> _WORK TO COMPLETE_
All the lines below should be set down exactly, with no picture carried into the copy.

Data about app and page elements
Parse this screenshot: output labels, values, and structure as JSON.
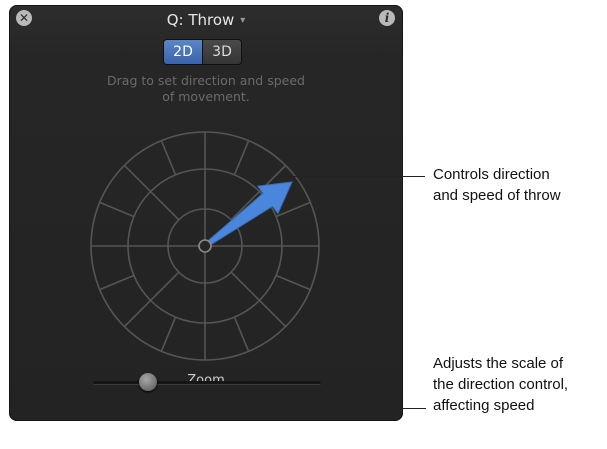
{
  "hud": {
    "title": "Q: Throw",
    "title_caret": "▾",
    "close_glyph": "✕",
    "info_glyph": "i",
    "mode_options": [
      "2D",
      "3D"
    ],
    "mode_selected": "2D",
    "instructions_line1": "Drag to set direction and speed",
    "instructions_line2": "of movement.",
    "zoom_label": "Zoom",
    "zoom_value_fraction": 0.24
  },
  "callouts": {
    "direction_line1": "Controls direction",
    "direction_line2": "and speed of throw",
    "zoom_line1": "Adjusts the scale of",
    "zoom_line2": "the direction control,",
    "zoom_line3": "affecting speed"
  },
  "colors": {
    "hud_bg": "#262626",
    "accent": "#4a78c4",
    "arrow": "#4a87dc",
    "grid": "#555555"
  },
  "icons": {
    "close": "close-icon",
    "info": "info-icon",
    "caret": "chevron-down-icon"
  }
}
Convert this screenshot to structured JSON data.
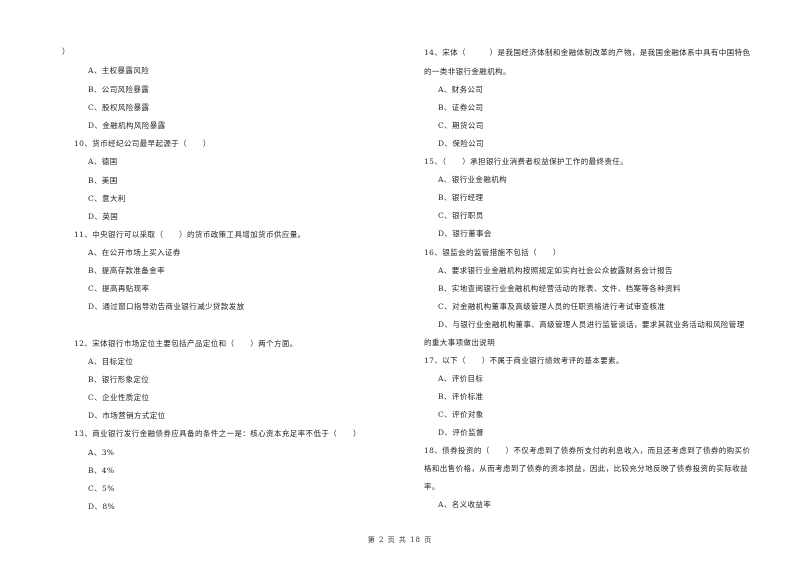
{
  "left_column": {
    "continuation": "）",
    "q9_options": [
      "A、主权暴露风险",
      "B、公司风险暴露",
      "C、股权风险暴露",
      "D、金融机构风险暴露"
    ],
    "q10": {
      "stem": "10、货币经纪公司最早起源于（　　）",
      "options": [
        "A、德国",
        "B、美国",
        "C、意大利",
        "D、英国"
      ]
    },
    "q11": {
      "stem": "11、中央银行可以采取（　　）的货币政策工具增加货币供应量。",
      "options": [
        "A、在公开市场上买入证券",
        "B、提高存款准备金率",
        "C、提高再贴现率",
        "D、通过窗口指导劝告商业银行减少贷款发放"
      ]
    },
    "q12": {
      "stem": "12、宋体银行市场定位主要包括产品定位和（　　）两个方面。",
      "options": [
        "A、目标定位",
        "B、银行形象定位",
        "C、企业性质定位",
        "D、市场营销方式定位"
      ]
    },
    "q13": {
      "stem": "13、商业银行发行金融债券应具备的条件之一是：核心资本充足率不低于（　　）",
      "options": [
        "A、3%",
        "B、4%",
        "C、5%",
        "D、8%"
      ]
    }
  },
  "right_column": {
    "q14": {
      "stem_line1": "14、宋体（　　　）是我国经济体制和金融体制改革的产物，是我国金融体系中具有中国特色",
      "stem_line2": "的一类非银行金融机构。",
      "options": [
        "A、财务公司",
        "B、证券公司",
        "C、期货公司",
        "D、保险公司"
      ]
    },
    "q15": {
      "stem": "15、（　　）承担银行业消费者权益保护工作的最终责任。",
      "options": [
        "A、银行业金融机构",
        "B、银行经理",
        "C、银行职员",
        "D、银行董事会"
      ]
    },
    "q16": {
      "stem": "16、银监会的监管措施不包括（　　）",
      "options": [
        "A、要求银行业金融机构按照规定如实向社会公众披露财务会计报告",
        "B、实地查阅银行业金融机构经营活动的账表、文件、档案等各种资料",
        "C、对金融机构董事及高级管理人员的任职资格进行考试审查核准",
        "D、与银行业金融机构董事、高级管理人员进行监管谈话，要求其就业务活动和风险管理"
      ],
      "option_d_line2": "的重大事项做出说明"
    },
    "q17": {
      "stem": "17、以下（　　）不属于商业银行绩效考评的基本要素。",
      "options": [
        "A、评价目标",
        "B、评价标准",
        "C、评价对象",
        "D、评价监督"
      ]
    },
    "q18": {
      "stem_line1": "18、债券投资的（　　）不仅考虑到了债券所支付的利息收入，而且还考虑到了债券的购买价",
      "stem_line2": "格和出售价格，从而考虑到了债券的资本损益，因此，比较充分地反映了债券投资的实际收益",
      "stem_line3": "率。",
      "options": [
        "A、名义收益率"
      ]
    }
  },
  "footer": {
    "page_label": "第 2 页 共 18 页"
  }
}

> _OUTPUT OF THE EXERCISE_
Parse this screenshot: output labels, values, and structure as JSON.
{
  "hud": {
    "title": "Q: Throw",
    "title_caret": "▾",
    "close_glyph": "✕",
    "info_glyph": "i",
    "mode_options": [
      "2D",
      "3D"
    ],
    "mode_selected": "2D",
    "instructions_line1": "Drag to set direction and speed",
    "instructions_line2": "of movement.",
    "zoom_label": "Zoom",
    "zoom_value_fraction": 0.24
  },
  "callouts": {
    "direction_line1": "Controls direction",
    "direction_line2": "and speed of throw",
    "zoom_line1": "Adjusts the scale of",
    "zoom_line2": "the direction control,",
    "zoom_line3": "affecting speed"
  },
  "colors": {
    "hud_bg": "#262626",
    "accent": "#4a78c4",
    "arrow": "#4a87dc",
    "grid": "#555555"
  },
  "icons": {
    "close": "close-icon",
    "info": "info-icon",
    "caret": "chevron-down-icon"
  }
}
Convert this screenshot to structured JSON data.
{
  "left_column": {
    "continuation": "）",
    "q9_options": [
      "A、主权暴露风险",
      "B、公司风险暴露",
      "C、股权风险暴露",
      "D、金融机构风险暴露"
    ],
    "q10": {
      "stem": "10、货币经纪公司最早起源于（　　）",
      "options": [
        "A、德国",
        "B、美国",
        "C、意大利",
        "D、英国"
      ]
    },
    "q11": {
      "stem": "11、中央银行可以采取（　　）的货币政策工具增加货币供应量。",
      "options": [
        "A、在公开市场上买入证券",
        "B、提高存款准备金率",
        "C、提高再贴现率",
        "D、通过窗口指导劝告商业银行减少贷款发放"
      ]
    },
    "q12": {
      "stem": "12、宋体银行市场定位主要包括产品定位和（　　）两个方面。",
      "options": [
        "A、目标定位",
        "B、银行形象定位",
        "C、企业性质定位",
        "D、市场营销方式定位"
      ]
    },
    "q13": {
      "stem": "13、商业银行发行金融债券应具备的条件之一是：核心资本充足率不低于（　　）",
      "options": [
        "A、3%",
        "B、4%",
        "C、5%",
        "D、8%"
      ]
    }
  },
  "right_column": {
    "q14": {
      "stem_line1": "14、宋体（　　　）是我国经济体制和金融体制改革的产物，是我国金融体系中具有中国特色",
      "stem_line2": "的一类非银行金融机构。",
      "options": [
        "A、财务公司",
        "B、证券公司",
        "C、期货公司",
        "D、保险公司"
      ]
    },
    "q15": {
      "stem": "15、（　　）承担银行业消费者权益保护工作的最终责任。",
      "options": [
        "A、银行业金融机构",
        "B、银行经理",
        "C、银行职员",
        "D、银行董事会"
      ]
    },
    "q16": {
      "stem": "16、银监会的监管措施不包括（　　）",
      "options": [
        "A、要求银行业金融机构按照规定如实向社会公众披露财务会计报告",
        "B、实地查阅银行业金融机构经营活动的账表、文件、档案等各种资料",
        "C、对金融机构董事及高级管理人员的任职资格进行考试审查核准",
        "D、与银行业金融机构董事、高级管理人员进行监管谈话，要求其就业务活动和风险管理"
      ],
      "option_d_line2": "的重大事项做出说明"
    },
    "q17": {
      "stem": "17、以下（　　）不属于商业银行绩效考评的基本要素。",
      "options": [
        "A、评价目标",
        "B、评价标准",
        "C、评价对象",
        "D、评价监督"
      ]
    },
    "q18": {
      "stem_line1": "18、债券投资的（　　）不仅考虑到了债券所支付的利息收入，而且还考虑到了债券的购买价",
      "stem_line2": "格和出售价格，从而考虑到了债券的资本损益，因此，比较充分地反映了债券投资的实际收益",
      "stem_line3": "率。",
      "options": [
        "A、名义收益率"
      ]
    }
  },
  "footer": {
    "page_label": "第 2 页 共 18 页"
  }
}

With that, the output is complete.